One of the biggest attractions of bitcoins is their unregulated nature, especially when it comes to criminals. However, as more and more mainstream investors have become interested in the digital currency, fraud could become a bigger and bigger problem.

Bitcoins Fraud

Twitter call to pump up bitcoins

CNBC‘s Nathaniel Popper reports on a scheme that has been circulating Twitter as a “penny stock-style pump-and-dump” plan. These scams urge people to bid up the prices of things and then sell them off. Regulators tend to have a pretty tight handle on these types of things happening in most markets. However, the bitcoin market is, for the most part, unregulated. This makes the value of bitcoins vulnerable to virtually anything shady people want to do to it.

The person who is pushing this pump-and-dump scheme for bitcoins is known simply by the Twitter handle Fontas. According to CNBC, he pushed his plan in a secure Internet chat room which he operated.

Regulations? What regulations?

Apparently he’s not too worried about regulators cracking down on him:

“For now, the lack of regulations allows everything to happen,” Twitter user Fontas wrote. His account has thousands of followers, but he has not revealed his identity. Fontas said that bitcoins and everyone who use them would see benefits when regulators step in to watch over the digital currency. He also said that he would put an end to his schemes when they do step in.

Today bitcoin prices have fallen off significantly, dipping below $900 on the Japanese exchange Mt. Gox and U.S.-based exchange Coinbase. Their value spent several days over $1,000.

Regulators consider bitcoins

On Thursday officials in China officially prohibited banks there from making transactions in bitcoins. The Bank of France also stepped in, issuing a warning about possible risks of using the digital currency. Bitcoins have also grabbed the attention of many big name investors.

Many people see bitcoins as a potential future online payment system, while others like them because there will only ever be a limited number of them in existence. Because of the computer program which created bitcoins, there will never be more than 21 million of them, and we won’t see all 21 million of the bitcoins for many more years. At this point the value of all the bitcoins which currently exist is over $12 billion.

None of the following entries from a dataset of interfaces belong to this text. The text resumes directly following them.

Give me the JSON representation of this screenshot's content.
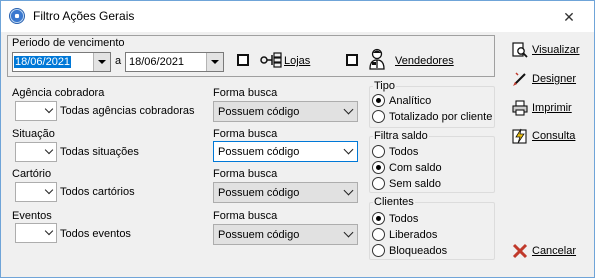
{
  "window": {
    "title": "Filtro Ações Gerais",
    "close_symbol": "✕"
  },
  "period": {
    "label": "Periodo de vencimento",
    "date_from": "18/06/2021",
    "separator": "a",
    "date_to": "18/06/2021",
    "lojas_label": "Lojas",
    "vendedores_label": "Vendedores"
  },
  "filters": [
    {
      "label": "Agência cobradora",
      "value_text": "Todas agências cobradoras",
      "busca_label": "Forma busca",
      "busca_value": "Possuem código"
    },
    {
      "label": "Situação",
      "value_text": "Todas situações",
      "busca_label": "Forma busca",
      "busca_value": "Possuem código"
    },
    {
      "label": "Cartório",
      "value_text": "Todos cartórios",
      "busca_label": "Forma busca",
      "busca_value": "Possuem código"
    },
    {
      "label": "Eventos",
      "value_text": "Todos eventos",
      "busca_label": "Forma busca",
      "busca_value": "Possuem código"
    }
  ],
  "tipo": {
    "title": "Tipo",
    "options": [
      "Analítico",
      "Totalizado por cliente"
    ],
    "selected": 0
  },
  "saldo": {
    "title": "Filtra saldo",
    "options": [
      "Todos",
      "Com saldo",
      "Sem saldo"
    ],
    "selected": 1
  },
  "clientes": {
    "title": "Clientes",
    "options": [
      "Todos",
      "Liberados",
      "Bloqueados"
    ],
    "selected": 0
  },
  "actions": {
    "visualizar": "Visualizar",
    "designer": "Designer",
    "imprimir": "Imprimir",
    "consulta": "Consulta",
    "cancelar": "Cancelar"
  },
  "colors": {
    "accent": "#0078d7",
    "window_border": "#6fa4d8",
    "cancel_red": "#c0392b"
  }
}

But the more investors and regulators become interested in bitcoins, the more hackers are interested, particularly because the digital currency is nothing more than a string of code. Some hackers have been breaking in and stealing millions of dollars of bitcoins from unsuspecting investors. Others have been infecting computers with ransomeware and then demanding bitcoins in exchange for restoring encrypted files.